Based in Japan: Homage Tokyo’s Fashion Swaps

Based in Japan: Homage Tokyo’s Fashion Swaps

Weaving an international community through clothing


Credit: homagetokyo Instagram

The textile industry is one of the largest contributors to global pollution. Nearly 1.7 million tons of fibre products are discarded in Japan, and the large majority of this is clothing. According to the Ministry of the Environment, a whopping 66% of clothing discarded in Japan heads to incineration plants and landfill sites, while only 34% is recycled or reused.

Homage Tokyo’s mission is to address this significant environmental challenge. The organization focuses on promoting fashion sustainability by extending the life of garments through Tokyo-based clothing swaps. The group is made up of a diverse range of nationalities and members, and its goals include promoting recycling, increasing accessibility, and fostering community bonds through fabric.

We speak with the organization’s founder, Pradi Hargianto, and planner Alli Cottrell, to learn more about this environmentally-minded, modern-day treasure hunt.

Metropolis: Have you always been interested in fashion sustainability?

Pradi Hargianto: Since I was a student in 2016, I’ve been volunteering with Tokyo River Friends to clean up rivers in Tokyo. I have also always liked thrifting. While it’s more of a hobby now, thrifting was a necessity when I was a student because I was not earning a full-time salary.

Alli Cottrell: I grew up in a small community in Wisconsin, United States. My family was into self-sustainability, and my parents had a hobby farm with a fruit orchard, vegetable farm, goats to produce milk and chickens for eggs. As I got older, this evolved into an interest in recycling. As for fashion, I became interested in it during college, where it became a mode of self-expression for me.

M: What is Homage Tokyo? Why did you decide to start it?

Credit: homagetokyo Instagram

PH: When I shared my interests in fashion and sustainability with a friend, I discovered that she shared the same passions and volunteered in beach clean-ups. Together, we wanted to create something to help communities through fashion. An event that was affordable, community-centered and catered towards individuals who need it – like working mothers, single parents, immigrants and students. We wanted to create events that were immersive by holding workshops that teach people how to sew, fix clothes and remake things so they can be used for a longer time. We founded Homage Tokyo in 2021, and although she has since moved out of Tokyo, I have continued events with the help of volunteers.

(Interested in sustainability? Click here to read about Edo Period Sustainability)

M: What are the clothing swap events like?

Credit: homagetokyo Instagram
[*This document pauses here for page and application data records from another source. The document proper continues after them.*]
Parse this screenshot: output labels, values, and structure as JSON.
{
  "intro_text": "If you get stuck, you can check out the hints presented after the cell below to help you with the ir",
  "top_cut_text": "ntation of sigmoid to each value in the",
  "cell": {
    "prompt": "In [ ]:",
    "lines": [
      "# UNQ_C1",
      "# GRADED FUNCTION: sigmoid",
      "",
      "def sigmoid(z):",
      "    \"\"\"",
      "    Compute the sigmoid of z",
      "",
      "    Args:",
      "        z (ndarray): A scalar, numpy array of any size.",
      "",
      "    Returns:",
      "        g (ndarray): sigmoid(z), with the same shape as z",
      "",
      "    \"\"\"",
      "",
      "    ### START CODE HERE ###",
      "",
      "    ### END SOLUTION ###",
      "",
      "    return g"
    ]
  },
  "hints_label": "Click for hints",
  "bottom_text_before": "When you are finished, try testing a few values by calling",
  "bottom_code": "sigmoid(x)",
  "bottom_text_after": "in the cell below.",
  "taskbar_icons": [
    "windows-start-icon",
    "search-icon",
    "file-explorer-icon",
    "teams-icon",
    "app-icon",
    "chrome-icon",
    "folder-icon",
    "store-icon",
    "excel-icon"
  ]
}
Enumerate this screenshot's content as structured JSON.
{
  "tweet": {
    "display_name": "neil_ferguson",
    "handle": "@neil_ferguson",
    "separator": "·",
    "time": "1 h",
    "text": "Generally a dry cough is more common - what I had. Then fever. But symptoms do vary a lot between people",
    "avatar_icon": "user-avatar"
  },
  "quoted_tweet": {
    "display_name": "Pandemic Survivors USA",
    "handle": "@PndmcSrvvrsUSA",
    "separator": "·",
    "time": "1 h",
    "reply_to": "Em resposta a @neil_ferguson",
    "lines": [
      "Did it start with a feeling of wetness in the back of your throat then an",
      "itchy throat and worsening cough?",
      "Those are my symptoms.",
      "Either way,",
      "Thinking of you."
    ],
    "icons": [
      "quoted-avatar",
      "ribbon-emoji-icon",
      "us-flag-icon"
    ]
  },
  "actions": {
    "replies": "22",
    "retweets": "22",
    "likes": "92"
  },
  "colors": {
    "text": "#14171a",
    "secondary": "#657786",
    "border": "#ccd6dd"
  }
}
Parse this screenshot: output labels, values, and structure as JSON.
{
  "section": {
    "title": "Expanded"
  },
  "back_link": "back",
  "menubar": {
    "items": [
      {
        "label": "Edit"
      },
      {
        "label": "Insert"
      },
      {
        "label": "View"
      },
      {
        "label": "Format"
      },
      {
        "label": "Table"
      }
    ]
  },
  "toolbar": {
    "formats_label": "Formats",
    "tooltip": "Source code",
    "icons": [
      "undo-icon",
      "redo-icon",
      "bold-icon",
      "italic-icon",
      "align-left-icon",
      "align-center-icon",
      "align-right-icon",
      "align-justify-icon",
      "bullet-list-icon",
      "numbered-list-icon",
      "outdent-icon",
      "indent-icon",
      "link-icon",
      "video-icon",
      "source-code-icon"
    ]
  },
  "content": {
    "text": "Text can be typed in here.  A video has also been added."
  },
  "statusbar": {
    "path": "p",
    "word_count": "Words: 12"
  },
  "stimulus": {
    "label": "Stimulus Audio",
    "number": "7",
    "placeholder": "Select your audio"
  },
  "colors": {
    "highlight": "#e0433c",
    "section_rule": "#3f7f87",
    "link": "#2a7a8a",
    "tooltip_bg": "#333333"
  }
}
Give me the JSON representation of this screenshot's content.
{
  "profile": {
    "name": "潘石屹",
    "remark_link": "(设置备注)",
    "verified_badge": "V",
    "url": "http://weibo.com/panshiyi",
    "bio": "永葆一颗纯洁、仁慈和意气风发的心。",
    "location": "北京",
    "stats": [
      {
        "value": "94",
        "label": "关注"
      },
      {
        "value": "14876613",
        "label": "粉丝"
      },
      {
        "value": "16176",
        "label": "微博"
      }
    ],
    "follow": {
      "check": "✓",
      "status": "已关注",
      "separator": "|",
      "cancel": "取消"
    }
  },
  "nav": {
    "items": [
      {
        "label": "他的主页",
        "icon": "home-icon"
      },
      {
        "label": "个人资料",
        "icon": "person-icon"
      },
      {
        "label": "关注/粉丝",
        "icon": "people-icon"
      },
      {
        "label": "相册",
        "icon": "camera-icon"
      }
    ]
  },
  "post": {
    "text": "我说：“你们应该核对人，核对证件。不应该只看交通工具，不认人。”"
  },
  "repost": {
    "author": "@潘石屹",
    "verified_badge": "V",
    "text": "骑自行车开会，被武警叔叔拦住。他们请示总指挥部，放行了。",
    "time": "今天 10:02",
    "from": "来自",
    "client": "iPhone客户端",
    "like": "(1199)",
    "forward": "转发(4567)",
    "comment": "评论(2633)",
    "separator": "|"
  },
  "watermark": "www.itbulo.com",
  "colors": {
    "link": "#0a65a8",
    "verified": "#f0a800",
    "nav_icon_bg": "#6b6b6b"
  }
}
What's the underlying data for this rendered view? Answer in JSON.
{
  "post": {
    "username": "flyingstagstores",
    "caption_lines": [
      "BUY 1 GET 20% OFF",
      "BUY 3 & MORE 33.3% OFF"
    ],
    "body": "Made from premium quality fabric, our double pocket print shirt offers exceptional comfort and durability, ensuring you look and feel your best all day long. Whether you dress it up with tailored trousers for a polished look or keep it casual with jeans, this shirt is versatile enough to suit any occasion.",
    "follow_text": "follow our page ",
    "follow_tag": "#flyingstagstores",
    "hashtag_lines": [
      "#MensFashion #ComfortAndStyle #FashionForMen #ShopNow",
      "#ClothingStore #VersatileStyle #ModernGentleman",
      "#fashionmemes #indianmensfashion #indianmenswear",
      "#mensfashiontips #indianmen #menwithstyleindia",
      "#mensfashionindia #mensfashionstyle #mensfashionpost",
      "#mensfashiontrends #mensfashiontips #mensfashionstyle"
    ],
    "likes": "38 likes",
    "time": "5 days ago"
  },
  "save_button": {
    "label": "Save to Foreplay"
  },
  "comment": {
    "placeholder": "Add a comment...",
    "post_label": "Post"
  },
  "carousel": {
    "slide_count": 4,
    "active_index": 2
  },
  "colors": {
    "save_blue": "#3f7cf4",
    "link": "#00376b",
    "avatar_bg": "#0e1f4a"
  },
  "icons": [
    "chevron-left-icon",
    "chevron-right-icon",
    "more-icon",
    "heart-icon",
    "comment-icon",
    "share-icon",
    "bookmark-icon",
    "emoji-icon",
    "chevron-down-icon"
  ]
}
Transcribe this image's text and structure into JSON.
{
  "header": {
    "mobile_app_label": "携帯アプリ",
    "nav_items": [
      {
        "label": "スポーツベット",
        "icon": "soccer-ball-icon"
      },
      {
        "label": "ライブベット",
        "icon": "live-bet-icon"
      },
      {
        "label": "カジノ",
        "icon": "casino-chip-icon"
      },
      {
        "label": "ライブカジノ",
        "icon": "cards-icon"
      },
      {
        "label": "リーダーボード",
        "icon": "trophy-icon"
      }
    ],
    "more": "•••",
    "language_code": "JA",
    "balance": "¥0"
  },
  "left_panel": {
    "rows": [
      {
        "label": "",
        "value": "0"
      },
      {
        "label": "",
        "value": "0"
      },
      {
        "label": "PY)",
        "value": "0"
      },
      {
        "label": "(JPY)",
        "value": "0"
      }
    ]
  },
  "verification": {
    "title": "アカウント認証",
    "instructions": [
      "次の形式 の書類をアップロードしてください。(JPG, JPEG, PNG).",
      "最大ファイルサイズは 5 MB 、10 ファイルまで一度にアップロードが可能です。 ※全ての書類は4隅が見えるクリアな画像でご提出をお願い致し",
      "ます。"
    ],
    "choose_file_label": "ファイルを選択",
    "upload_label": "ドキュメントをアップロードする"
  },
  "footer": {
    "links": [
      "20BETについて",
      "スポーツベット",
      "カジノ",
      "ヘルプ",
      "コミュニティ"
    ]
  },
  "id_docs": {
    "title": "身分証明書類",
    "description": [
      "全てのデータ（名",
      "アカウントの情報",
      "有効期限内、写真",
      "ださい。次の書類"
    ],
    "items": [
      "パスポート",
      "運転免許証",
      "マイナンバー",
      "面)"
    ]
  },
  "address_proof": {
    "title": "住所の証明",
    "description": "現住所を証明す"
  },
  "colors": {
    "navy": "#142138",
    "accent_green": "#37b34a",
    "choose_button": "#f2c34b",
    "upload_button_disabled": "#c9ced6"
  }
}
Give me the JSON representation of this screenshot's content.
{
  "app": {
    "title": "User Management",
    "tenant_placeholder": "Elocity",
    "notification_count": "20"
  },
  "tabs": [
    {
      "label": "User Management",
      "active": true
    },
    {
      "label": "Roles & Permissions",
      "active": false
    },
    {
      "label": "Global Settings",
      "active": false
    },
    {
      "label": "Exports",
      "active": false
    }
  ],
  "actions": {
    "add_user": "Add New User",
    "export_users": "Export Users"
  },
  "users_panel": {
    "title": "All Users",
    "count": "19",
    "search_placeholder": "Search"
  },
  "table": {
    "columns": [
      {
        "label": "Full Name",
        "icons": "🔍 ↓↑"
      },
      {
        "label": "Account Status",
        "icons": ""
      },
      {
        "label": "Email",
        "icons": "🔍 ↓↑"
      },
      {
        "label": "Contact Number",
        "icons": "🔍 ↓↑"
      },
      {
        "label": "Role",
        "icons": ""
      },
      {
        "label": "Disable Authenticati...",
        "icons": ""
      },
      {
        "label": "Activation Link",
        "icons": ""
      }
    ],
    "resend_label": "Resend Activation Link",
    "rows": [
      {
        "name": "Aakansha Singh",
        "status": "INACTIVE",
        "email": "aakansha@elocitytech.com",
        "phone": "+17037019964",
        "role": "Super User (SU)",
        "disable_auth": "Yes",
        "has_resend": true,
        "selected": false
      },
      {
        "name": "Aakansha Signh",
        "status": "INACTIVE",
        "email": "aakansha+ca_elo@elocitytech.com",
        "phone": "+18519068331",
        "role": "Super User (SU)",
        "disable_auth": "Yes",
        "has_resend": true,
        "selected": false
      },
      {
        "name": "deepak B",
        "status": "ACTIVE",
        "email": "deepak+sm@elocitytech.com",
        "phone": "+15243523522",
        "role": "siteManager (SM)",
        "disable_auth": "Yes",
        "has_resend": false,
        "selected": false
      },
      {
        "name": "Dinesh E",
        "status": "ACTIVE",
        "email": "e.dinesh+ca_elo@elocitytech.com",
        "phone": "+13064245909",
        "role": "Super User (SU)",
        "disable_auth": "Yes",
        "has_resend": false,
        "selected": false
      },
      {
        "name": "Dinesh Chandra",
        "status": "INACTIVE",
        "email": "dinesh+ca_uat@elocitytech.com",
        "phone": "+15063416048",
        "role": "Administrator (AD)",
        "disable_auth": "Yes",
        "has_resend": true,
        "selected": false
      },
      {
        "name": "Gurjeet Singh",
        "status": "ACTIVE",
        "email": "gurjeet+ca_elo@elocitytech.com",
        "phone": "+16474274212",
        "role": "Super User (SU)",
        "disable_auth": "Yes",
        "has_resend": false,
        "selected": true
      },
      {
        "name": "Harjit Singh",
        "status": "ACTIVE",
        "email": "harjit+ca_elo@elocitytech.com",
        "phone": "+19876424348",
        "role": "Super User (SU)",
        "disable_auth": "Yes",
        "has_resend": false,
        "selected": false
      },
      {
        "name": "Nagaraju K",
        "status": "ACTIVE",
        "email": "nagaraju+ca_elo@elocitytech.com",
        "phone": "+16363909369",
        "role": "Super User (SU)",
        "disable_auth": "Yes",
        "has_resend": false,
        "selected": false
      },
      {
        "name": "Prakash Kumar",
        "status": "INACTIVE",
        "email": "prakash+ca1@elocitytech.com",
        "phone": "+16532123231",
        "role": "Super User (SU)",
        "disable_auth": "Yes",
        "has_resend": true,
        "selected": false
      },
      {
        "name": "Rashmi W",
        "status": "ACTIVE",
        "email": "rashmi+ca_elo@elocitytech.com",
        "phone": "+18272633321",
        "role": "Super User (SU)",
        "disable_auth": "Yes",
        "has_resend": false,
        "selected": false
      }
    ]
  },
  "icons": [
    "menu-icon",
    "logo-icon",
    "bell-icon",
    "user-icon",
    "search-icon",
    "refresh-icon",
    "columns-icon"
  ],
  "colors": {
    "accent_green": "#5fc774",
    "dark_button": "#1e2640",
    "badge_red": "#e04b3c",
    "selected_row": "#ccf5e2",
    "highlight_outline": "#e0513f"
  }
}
AC: Clothing swaps are usually held at cafes. In the past, we have held our swaps at eco-friendly cafes like Fab Cafe in Shibuya and Alishan Park in Yoyogi. There is a ¥500 participation fee, and you don’t have to donate any clothing to participate. If people do bring clothing for donation, we do a quality check and make sure there are no tears or stains. If they’re accepted, they go on a rack ready for a new home. Participants can take as many clothes from the racks as they want, even if they don’t donate anything. At the end of the swap, excess clothes are donated to charities like cat shelters and non-profit organizations across Tokyo. Last year, we held a “Spectacular Swap Event” in collaboration with other groups. It was our largest ever, with over 150 participants.

M: What is your favorite thing about clothing swaps?

Credit: homagetokyo Instagram

PH: There is so much value in clothing swaps. It helps a lot of people, and I like the community aspect. I also love watching the sense of satisfaction people get when their donations are loved by someone else. Typically, everything we buy is curated. For example, we buy according to what color is trending, or what style is popular, for that season. It’s curated by other people. But when you go to clothing swaps, you’re not defined by what is in trend, and you can get anything you want.

AC: My favorite thing about the clothing swap is when I see people connecting through clothes, sharing fond memories of the items, and watching a community form.

M: What are your hopes for Homage Tokyo?

PH: I would love to make Homage Tokyo an official organization and collaborate more with grassroots organizations. I’d like to collaborate with independent designers and remake artists, and start an original clothing line that is made 100% locally, and entirely from secondhand clothing.

AC: I would love to have more members of the LGBTQ+ community participate and discover the joys of expression through fashion.

To volunteer, please send a message on Instagram to @homagetokyo. Events are held throughout the year; check Instagram for the latest details.